- _PROVIDED RECORDS_:
= = = = =
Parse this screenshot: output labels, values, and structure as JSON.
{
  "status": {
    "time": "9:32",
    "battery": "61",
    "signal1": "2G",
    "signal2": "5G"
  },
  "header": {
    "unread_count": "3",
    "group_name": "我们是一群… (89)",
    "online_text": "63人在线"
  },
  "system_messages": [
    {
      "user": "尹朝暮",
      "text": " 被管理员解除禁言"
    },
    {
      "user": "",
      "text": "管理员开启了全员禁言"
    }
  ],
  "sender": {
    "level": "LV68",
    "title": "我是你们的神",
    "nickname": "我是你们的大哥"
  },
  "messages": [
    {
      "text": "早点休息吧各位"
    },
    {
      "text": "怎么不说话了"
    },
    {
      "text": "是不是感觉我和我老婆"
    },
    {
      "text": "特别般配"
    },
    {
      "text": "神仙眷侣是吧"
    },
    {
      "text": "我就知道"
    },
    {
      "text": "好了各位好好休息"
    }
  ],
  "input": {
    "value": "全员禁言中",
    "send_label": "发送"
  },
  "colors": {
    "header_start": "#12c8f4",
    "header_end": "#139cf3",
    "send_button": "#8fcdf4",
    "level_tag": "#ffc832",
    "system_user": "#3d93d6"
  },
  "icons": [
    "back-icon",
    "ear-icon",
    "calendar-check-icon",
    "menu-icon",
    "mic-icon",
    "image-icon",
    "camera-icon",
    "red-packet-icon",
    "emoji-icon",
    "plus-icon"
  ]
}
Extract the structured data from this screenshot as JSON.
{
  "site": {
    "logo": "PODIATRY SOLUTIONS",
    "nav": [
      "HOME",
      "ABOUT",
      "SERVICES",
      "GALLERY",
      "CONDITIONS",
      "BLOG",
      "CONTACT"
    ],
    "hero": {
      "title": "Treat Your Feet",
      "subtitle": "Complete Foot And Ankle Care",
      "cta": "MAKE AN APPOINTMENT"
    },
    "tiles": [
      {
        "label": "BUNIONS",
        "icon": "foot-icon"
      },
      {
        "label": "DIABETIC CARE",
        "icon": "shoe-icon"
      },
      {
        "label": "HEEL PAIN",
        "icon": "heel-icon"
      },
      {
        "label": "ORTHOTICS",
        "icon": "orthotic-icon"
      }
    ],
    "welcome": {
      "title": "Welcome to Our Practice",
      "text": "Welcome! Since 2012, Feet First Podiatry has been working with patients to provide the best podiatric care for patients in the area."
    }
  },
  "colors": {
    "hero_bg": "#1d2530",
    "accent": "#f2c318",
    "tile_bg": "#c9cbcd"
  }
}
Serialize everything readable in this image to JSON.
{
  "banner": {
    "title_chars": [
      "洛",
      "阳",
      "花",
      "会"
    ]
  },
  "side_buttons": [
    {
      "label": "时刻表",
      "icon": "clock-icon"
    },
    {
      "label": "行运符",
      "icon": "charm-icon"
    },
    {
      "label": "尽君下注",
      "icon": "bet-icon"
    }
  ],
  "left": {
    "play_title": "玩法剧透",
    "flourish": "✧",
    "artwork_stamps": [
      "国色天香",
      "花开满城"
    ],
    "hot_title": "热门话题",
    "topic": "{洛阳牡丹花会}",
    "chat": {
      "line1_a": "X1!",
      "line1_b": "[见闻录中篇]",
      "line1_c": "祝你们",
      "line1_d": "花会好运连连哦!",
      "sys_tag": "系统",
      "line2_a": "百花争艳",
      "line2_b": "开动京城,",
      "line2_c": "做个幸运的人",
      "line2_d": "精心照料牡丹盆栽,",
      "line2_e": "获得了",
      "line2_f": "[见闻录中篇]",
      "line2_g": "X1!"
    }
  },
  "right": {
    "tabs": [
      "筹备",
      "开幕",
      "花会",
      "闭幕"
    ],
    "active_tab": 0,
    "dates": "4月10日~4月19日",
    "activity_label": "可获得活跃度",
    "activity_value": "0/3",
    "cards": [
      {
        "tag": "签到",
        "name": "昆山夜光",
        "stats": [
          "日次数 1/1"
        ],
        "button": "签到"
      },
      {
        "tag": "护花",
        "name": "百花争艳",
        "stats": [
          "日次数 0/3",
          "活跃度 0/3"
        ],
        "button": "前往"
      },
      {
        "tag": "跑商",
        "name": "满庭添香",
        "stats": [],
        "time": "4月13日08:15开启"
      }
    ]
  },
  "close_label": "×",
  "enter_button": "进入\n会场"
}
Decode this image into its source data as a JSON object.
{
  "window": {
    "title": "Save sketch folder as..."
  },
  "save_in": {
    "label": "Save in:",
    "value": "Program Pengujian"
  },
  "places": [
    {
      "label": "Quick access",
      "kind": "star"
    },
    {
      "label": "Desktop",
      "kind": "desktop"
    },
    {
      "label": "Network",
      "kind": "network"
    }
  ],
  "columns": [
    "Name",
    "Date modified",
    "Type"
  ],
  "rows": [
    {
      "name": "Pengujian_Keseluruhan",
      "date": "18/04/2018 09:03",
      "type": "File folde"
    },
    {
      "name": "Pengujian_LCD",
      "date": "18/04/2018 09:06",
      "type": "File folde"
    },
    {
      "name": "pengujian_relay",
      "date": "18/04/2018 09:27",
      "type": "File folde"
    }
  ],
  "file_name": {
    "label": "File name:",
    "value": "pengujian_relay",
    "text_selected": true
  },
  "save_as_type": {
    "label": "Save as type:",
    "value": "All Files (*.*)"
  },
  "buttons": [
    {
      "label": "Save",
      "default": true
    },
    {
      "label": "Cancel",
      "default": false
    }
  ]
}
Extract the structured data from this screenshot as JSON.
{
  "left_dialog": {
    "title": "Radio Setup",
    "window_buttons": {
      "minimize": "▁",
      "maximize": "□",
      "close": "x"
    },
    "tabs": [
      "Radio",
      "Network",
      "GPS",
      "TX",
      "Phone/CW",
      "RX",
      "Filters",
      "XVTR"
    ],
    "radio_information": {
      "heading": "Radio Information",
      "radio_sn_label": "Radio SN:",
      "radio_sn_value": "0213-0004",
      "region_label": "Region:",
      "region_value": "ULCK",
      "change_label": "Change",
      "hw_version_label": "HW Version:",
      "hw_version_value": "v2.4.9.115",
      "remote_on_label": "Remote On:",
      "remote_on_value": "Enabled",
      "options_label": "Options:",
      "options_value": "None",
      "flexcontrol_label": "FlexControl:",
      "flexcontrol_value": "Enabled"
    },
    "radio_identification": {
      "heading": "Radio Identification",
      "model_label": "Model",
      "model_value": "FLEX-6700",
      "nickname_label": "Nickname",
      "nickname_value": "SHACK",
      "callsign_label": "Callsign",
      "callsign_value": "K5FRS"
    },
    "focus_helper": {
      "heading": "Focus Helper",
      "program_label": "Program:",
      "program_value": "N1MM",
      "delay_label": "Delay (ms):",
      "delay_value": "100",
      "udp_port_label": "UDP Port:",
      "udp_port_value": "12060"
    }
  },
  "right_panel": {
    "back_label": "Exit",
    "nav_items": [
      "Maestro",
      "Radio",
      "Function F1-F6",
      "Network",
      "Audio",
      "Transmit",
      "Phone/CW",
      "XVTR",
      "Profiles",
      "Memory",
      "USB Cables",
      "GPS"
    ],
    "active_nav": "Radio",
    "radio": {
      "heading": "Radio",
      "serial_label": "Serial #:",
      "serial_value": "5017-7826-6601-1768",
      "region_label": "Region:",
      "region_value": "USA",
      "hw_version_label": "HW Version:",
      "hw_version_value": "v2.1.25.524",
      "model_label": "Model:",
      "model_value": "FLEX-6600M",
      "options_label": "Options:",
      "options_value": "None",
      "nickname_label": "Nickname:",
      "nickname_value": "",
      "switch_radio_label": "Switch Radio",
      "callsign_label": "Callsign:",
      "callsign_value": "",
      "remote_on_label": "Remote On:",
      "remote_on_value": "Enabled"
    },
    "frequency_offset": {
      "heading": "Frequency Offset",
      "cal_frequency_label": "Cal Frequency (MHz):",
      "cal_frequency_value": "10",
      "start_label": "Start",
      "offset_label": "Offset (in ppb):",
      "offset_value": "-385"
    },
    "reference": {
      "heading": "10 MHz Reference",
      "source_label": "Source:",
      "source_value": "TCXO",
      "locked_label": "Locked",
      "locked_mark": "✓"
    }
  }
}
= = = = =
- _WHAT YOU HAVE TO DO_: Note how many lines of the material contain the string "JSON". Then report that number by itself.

- _TASK RESULT_: 5